The index measures the actual pattern of buying and selling activity by investors around the world, rather than just their opinions.
Global investor confidence rose in September although North American sentiment continued to turn sour, according to a barometer of buying and selling activity from State Street.
The US firm's Global Investor Confidence Index increased to 80.1, up by 3.3 points from August’s revised reading of 76.8. The improvement of sentiment was driven by an 18.5 point rise in the European ICI to1 07.6. Meanwhile, the North American ICI declined further from 73.5 to 71.8, and the Asian ICI decreased from 89.3 to 87.4.
The index measures investor confidence or risk appetite quantitatively by analyzing the actual buying and selling patterns of institutional investors. The index assigns a precise meaning to changes in investor risk appetite: the greater the percentage allocation to equities, the higher risk appetite or confidence. A reading of 100 is neutral; it is the level at which investors are neither increasing nor decreasing their long-term allocations to risky assets. The index differs from survey-based measures in that it is based on the actual trades, as opposed to opinions, of institutional investors.
“Global investor confidence rebounded modestly in September as central banks everywhere stepped up their efforts to provide accommodations, and hopes of a trade truce rose again,” Michael Metcalfe, senior managing director and head of Global Macro Strategy, State Street Global Markets, said.
“This is nothing to get too excited about just yet, though. The index is still only marginally above where it began 2019 and remains significantly below the all-important 100 level, which would be consistent with investors adding to their risky asset holdings. Just like purchasing managers in manufacturing, investors remain cautious, but marginally less so this month," he said.
“The outsized European uptick in investor confidence is being driven primarily by reallocation toward the UK. Professional managers seem to believe that the FTSE, [which had fallen by 10 per cent since July back to pre-Brexit-vote levels in 2015] is a buying opportunity and a temporary one at that," Kenneth Froot, who helped to create the index, said.
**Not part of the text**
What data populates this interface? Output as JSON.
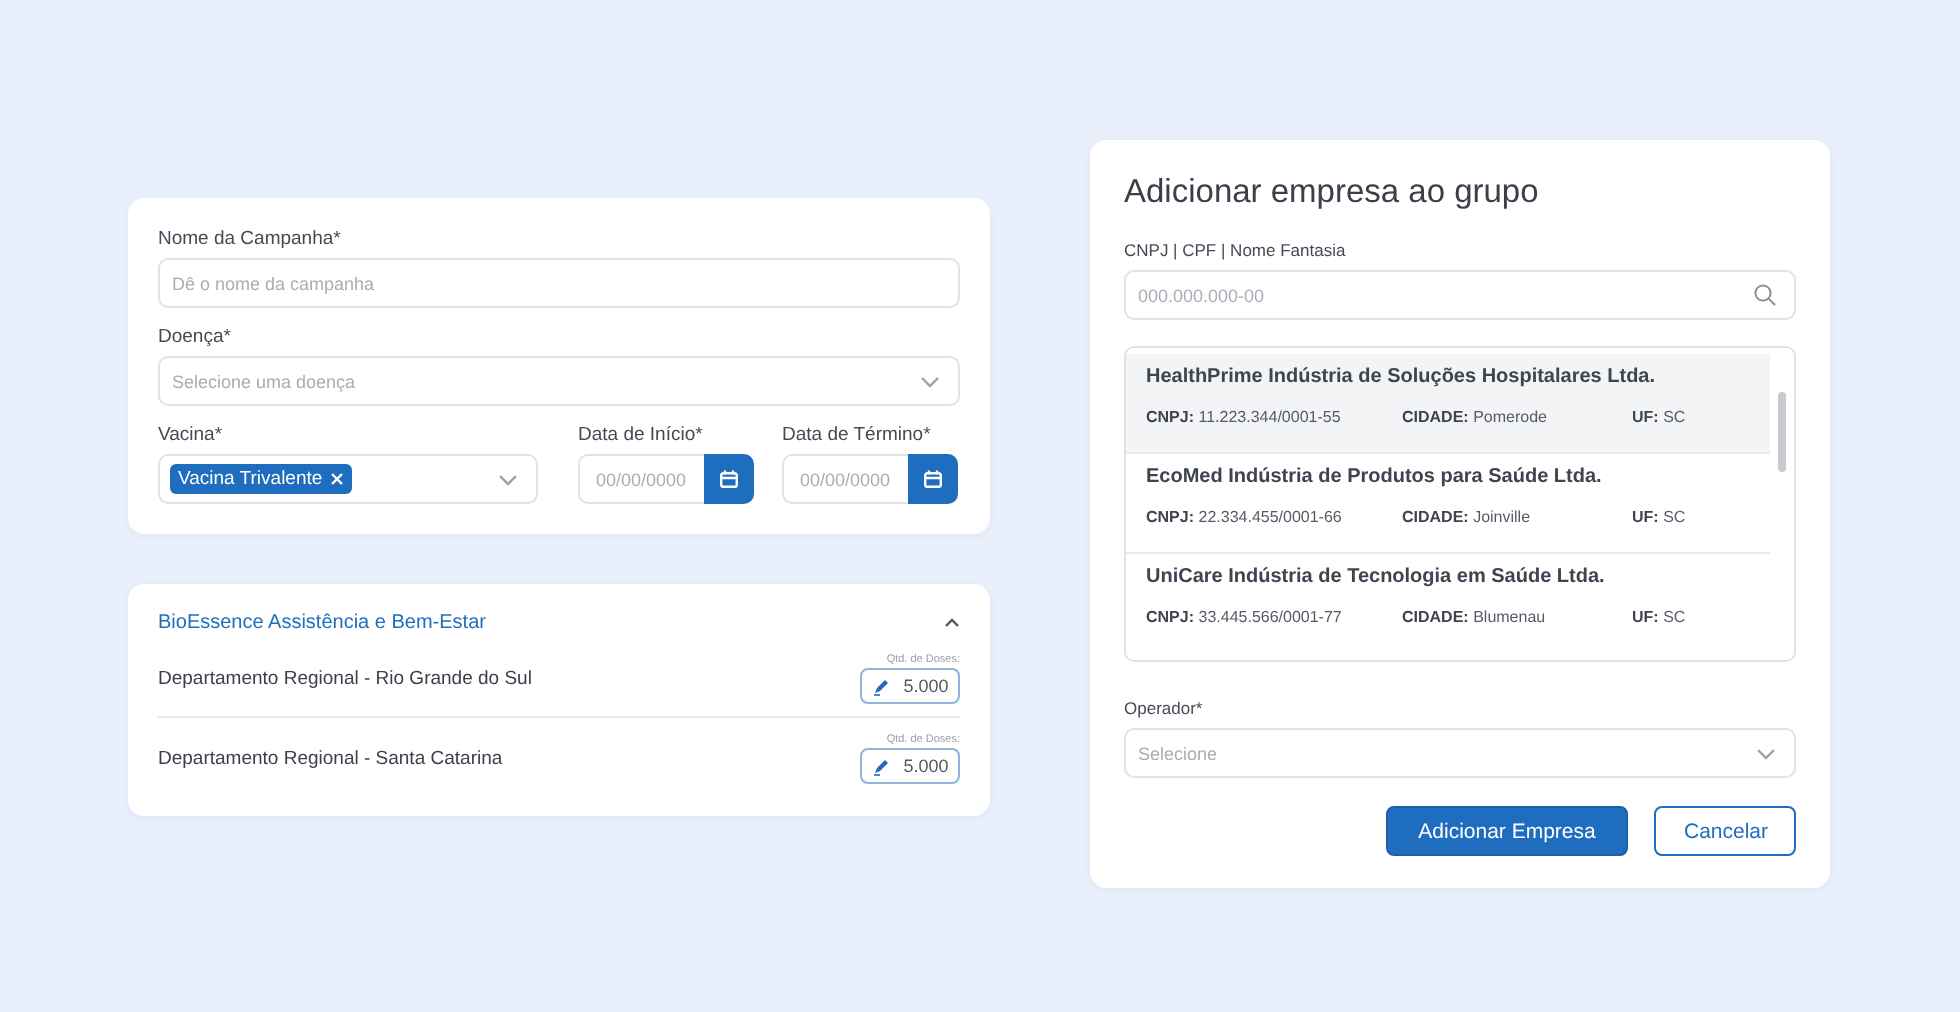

"As of this reading, the strong September buying we saw earlier in the month has diminished as equity prices have risen. These flows and price fluctuations are understandably volatile given the ongoing updates on the probability of an ill-prepared no-deal Brexit,” Froot added.